(Items listed in a dataset)
=-=-=-=-=
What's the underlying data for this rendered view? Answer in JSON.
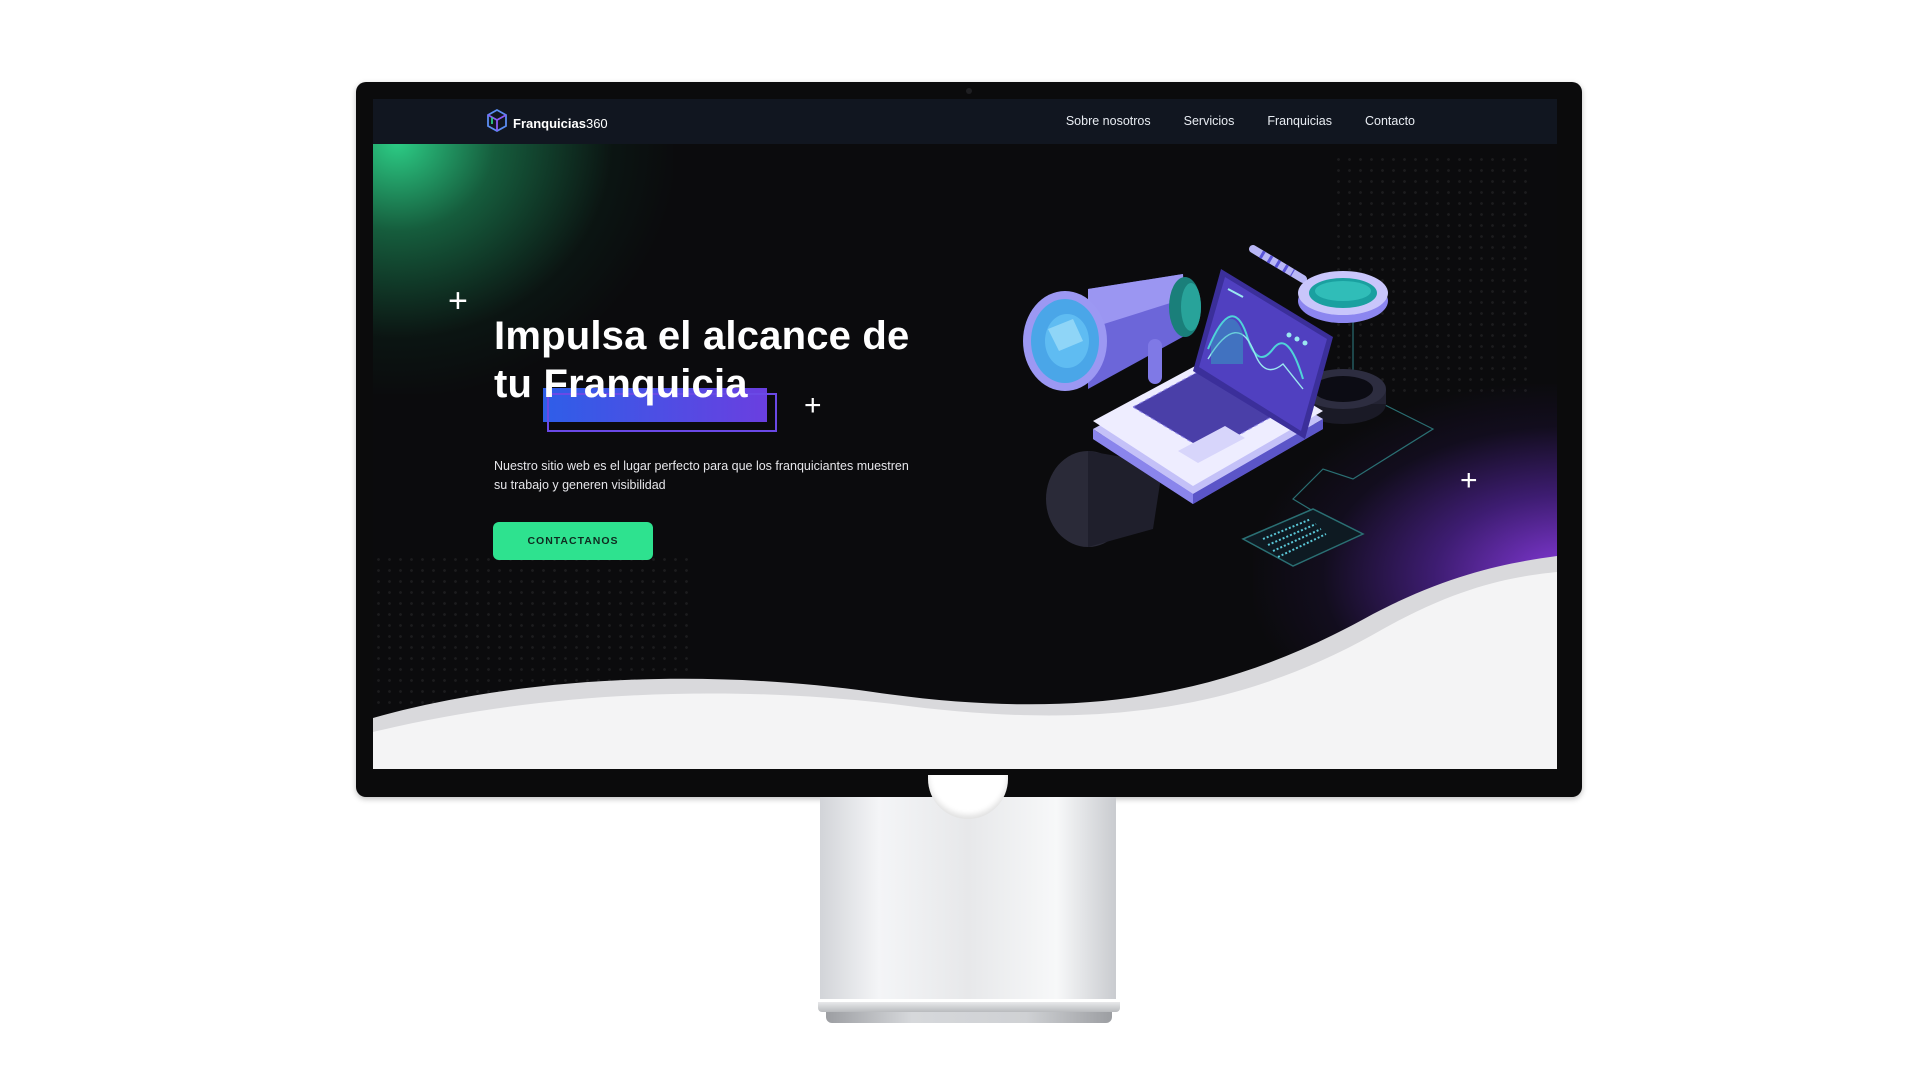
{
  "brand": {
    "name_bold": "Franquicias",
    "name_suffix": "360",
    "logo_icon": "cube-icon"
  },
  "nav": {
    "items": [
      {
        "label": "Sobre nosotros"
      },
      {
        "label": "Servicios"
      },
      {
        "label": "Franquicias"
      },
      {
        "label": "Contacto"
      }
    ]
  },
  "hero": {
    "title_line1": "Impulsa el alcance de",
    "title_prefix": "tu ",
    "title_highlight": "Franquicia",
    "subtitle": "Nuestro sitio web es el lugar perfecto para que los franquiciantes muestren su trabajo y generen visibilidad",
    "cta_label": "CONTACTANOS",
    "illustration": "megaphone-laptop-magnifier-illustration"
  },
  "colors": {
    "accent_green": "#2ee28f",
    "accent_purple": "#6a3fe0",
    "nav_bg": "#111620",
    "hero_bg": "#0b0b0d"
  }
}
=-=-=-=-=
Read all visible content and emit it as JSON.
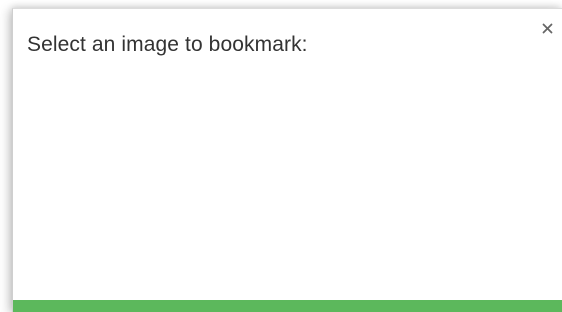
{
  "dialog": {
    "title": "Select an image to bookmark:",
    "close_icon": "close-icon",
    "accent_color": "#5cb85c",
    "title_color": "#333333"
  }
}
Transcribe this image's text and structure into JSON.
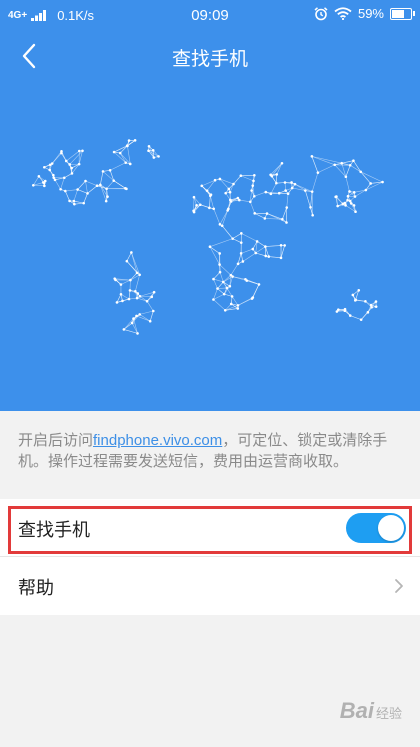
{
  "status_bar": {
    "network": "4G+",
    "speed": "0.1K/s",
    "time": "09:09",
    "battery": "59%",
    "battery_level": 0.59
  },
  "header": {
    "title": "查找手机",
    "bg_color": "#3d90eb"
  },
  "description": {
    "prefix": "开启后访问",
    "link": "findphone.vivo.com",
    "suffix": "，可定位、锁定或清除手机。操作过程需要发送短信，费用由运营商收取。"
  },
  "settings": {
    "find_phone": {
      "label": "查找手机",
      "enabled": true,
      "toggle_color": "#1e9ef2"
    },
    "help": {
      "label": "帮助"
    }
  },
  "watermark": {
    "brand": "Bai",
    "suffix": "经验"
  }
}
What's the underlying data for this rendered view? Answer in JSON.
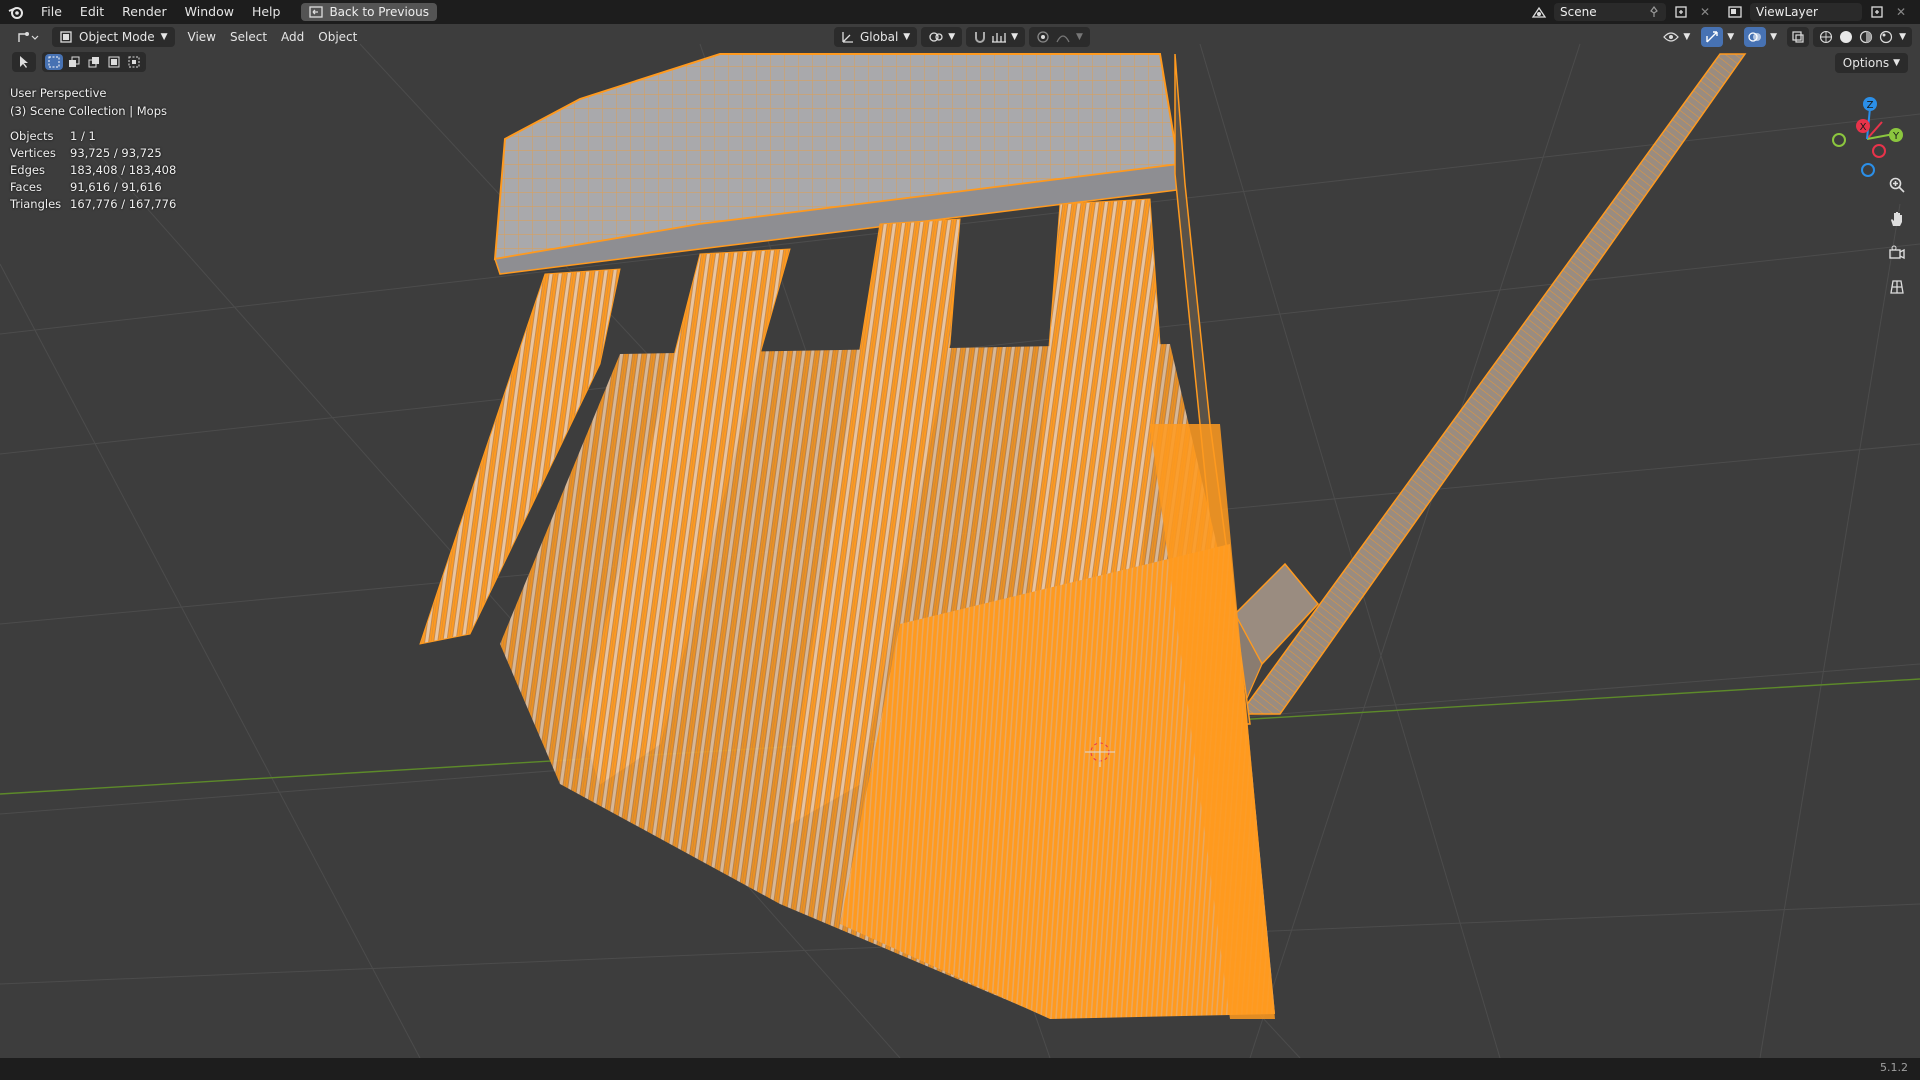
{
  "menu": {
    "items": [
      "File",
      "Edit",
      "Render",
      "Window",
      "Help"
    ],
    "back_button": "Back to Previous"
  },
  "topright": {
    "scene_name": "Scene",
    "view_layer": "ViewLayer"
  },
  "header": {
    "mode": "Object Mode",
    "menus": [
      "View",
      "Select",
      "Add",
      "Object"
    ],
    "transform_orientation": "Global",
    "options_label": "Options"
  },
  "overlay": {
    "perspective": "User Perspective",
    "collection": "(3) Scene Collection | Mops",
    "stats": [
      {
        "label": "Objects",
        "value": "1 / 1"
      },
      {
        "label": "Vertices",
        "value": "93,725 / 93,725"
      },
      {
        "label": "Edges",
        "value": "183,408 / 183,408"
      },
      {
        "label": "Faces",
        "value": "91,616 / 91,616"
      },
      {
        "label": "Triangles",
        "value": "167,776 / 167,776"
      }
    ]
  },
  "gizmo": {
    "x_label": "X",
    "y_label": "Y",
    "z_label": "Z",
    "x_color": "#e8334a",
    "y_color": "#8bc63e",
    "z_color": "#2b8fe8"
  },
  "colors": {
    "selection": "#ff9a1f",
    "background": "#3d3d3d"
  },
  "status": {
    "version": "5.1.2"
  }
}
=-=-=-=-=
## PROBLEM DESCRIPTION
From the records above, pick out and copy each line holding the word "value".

## EXERCISE SOLUTION
        "value": "1 / 1"
        "value": "93,725 / 93,725"
        "value": "183,408 / 183,408"
        "value": "91,616 / 91,616"
        "value": "167,776 / 167,776"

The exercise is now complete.